But the weirder thing is what happens if I have two traps, separated from one another, and I put the electron in one trap. Yes, the center of either trap is a good stable location for the electron. That’s still true… in the sense that the electron can stay there and won’t run away if you jiggle the trap.

However, if I put the electron in trap number 1, and walk away, sealing the room etc., there’s a certain probability (Figure 4) that when I come back the electron will be in trap number 2.

This Process Will Be Exploited In Future Memories

This Process Will Be Exploited In Future Memories

Fig. 4: An electron in one trap can tunnel into a second nearby trap, even though this naively seems as impossible as the marble in Figure 2 moving spontaneously from the blue bowl to the red one. Quantum `jitter’ is ultimately responsible for this remarkable possibility. (Actually the marble can tunnel too, but being vastly heavier, and with the bowls being macroscopically large and distant, the probability is unbelievably small that this will ever happen to any marble anywhere in the universe.)

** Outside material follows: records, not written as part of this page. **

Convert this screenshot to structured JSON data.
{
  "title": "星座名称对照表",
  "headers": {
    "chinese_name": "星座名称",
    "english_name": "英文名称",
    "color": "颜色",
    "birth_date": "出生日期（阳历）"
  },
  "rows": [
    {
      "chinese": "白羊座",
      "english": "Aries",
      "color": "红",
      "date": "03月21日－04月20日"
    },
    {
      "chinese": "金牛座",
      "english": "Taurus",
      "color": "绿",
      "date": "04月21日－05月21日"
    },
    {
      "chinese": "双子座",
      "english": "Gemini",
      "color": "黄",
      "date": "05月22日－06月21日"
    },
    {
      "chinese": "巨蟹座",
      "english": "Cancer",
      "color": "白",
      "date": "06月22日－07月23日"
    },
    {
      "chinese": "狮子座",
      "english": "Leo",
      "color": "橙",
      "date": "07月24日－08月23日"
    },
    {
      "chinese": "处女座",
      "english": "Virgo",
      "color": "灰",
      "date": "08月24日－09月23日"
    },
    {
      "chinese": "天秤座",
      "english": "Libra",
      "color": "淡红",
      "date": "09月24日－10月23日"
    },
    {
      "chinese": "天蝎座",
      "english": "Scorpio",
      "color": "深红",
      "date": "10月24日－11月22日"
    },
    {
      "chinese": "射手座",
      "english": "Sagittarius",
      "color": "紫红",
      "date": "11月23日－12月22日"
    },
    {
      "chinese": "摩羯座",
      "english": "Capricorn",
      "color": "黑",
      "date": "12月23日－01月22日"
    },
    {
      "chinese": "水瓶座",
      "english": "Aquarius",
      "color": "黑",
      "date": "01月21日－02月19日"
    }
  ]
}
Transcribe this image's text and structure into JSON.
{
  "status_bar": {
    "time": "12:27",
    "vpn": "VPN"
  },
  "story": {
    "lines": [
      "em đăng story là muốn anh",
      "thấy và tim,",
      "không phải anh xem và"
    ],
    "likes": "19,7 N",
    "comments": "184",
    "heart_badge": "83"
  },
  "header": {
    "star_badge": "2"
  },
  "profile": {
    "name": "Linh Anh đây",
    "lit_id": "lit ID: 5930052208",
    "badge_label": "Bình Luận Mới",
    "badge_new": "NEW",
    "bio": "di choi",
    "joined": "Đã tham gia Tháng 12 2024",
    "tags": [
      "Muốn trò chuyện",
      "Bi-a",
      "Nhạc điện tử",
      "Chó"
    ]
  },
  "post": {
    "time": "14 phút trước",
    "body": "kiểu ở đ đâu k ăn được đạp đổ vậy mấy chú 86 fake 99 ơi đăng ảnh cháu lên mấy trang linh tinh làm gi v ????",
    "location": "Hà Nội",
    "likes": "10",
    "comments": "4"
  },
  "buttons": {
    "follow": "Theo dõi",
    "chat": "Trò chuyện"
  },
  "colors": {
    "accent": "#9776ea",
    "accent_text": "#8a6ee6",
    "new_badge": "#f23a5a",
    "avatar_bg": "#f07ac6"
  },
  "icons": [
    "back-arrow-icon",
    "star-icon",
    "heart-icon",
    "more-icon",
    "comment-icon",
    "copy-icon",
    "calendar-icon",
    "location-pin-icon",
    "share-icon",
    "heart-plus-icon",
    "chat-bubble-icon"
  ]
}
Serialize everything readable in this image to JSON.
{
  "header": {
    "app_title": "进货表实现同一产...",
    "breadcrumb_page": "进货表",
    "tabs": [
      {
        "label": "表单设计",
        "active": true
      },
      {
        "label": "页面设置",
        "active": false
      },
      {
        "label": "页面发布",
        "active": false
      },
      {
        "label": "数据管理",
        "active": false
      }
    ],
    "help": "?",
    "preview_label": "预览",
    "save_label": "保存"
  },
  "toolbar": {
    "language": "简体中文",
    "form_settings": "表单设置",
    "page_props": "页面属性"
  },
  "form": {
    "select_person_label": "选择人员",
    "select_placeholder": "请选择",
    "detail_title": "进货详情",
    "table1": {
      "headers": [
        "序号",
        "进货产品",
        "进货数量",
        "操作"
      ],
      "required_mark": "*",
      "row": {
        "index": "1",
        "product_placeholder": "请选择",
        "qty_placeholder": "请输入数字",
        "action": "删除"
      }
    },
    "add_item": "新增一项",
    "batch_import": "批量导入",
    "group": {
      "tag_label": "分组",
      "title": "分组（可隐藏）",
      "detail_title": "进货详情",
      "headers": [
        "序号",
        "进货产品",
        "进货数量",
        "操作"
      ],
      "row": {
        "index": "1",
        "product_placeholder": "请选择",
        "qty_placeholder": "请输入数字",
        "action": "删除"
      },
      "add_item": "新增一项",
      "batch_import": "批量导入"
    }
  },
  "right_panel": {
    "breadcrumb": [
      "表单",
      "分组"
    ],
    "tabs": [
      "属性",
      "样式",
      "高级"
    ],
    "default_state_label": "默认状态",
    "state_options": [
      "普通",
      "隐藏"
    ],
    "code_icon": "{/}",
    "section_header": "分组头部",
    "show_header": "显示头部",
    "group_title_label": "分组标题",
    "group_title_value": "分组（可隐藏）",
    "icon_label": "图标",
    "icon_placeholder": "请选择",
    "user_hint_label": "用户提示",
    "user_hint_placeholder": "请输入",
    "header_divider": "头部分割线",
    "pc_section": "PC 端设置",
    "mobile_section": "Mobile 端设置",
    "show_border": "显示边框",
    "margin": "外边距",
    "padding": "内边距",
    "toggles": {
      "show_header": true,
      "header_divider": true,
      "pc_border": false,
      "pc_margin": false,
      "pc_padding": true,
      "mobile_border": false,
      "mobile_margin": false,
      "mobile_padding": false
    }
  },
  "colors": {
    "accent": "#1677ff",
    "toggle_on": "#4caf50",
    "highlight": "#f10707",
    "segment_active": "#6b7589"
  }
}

How did it do that? If you imagine that electrons are like marbles, you will not be able to understand this. But electrons are not like marbles [or at least not like your intuitive notion of a marble], and their quantum jitter offers them an extremely small but non-zero probability of “walking through walls” — of going someplace that it would seem impossible for them to go — and ending up on the other side. This is called, poetically, “tunneling” — but you should not imagine that the electron digs a hole through the wall.  And you’ll never catch the electron in the wall — in the act, so to speak. It’s just that the wall isn’t completely impermeable to things like electrons; electrons are not things that can be easily trapped.

Actually, it’s even crazier than this: because what is true for the electron actually is true for the marble in the bowl. The marble could end up in bowl 2, if you could give it enough time. But the probability of this happening is extremely extremely extremely small… so small that if you waited billions of years, or even billions of billions of billions of years, that still wouldn’t be enough.  For all practical purposes, it will “never” happen.

The point is that our world is a quantum world, and all objects are made from elementary particles and are subject to the rules of quantum physics. Quantum jitter is ever-present. But for most objects that have a lot of mass compared to an elementary particle — a marble, for instance, or even a typical speck of dust — this quantum jitter is too small to observe, except in very specially designed experiments. And the consequent ability to tunnel through walls is also, therefore, never seen in ordinary daily life.

To say it another way: any object can tunnel through a “wall”, but the probability for it to do so typically goes down very rapidly if

  • the object has a large mass
  • the wall is thick (i.e. there is a long distance between its two sides)
  • the wall is hard to penetrate (i.e. to punch through the wall in the usual way would require a lot of energy.)

For a marble to penetrate the lip of a bowl is possible in principle, but in practice might as well be impossible. For an electron to escape from one trap to another may be easy, if the traps are close together and the traps are not very deep, but it may be very difficult, if the traps are far apart or the traps are very deep.”

WHY TUNNELING IS PHILOSOPHICALLY IMPORTANT:

Knowing about such things as the preceding, and knowing as they fit with different appearances, and knowing how we found them out, is what makes our wisdom different from that of the Ancients.

Not just a different knowledge basis, but also a different meta-knowledge basis (how we established that knowledge).

Just as drastically, recent bits of science provide us with new models for thinking in general.

For example, tunneling implies that there are no absolute separations, and that, instead, interpenetration makes the real world hold together well.

That’s why students of philosophy that have learned nothing new in the last few centuries, ought not to be taken too seriously. Even on poetry, tunneling ought to have an impact.

Tunnel Effect: if you want to be real, you have to dig it.

Patrice Aymé